- Task details -
Retype the entries below without any change.

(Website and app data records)
◇ ◇ ◇ ◇ ◇ ◇ ◇

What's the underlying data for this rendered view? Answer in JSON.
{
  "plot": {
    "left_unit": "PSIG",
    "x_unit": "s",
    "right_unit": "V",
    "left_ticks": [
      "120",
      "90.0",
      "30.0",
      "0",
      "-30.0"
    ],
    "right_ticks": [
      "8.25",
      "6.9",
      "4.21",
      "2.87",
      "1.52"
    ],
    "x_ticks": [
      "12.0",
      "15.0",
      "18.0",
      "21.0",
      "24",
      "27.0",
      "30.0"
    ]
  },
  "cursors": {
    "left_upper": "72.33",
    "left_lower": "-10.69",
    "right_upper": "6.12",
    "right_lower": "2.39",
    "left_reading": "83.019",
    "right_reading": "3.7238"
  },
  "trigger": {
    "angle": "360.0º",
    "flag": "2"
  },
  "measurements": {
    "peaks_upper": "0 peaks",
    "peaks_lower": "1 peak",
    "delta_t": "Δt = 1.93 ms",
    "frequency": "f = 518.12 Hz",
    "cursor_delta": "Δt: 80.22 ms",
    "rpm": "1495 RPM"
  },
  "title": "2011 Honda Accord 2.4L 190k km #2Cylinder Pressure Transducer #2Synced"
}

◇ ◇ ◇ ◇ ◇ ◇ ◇

- Response to the task -
What's the underlying data for this rendered view? Answer in JSON.
{
  "plot": {
    "left_unit": "PSIG",
    "x_unit": "s",
    "right_unit": "V",
    "left_ticks": [
      "120",
      "90.0",
      "30.0",
      "0",
      "-30.0"
    ],
    "right_ticks": [
      "8.25",
      "6.9",
      "4.21",
      "2.87",
      "1.52"
    ],
    "x_ticks": [
      "12.0",
      "15.0",
      "18.0",
      "21.0",
      "24",
      "27.0",
      "30.0"
    ]
  },
  "cursors": {
    "left_upper": "72.33",
    "left_lower": "-10.69",
    "right_upper": "6.12",
    "right_lower": "2.39",
    "left_reading": "83.019",
    "right_reading": "3.7238"
  },
  "trigger": {
    "angle": "360.0º",
    "flag": "2"
  },
  "measurements": {
    "peaks_upper": "0 peaks",
    "peaks_lower": "1 peak",
    "delta_t": "Δt = 1.93 ms",
    "frequency": "f = 518.12 Hz",
    "cursor_delta": "Δt: 80.22 ms",
    "rpm": "1495 RPM"
  },
  "title": "2011 Honda Accord 2.4L 190k km #2Cylinder Pressure Transducer #2Synced"
}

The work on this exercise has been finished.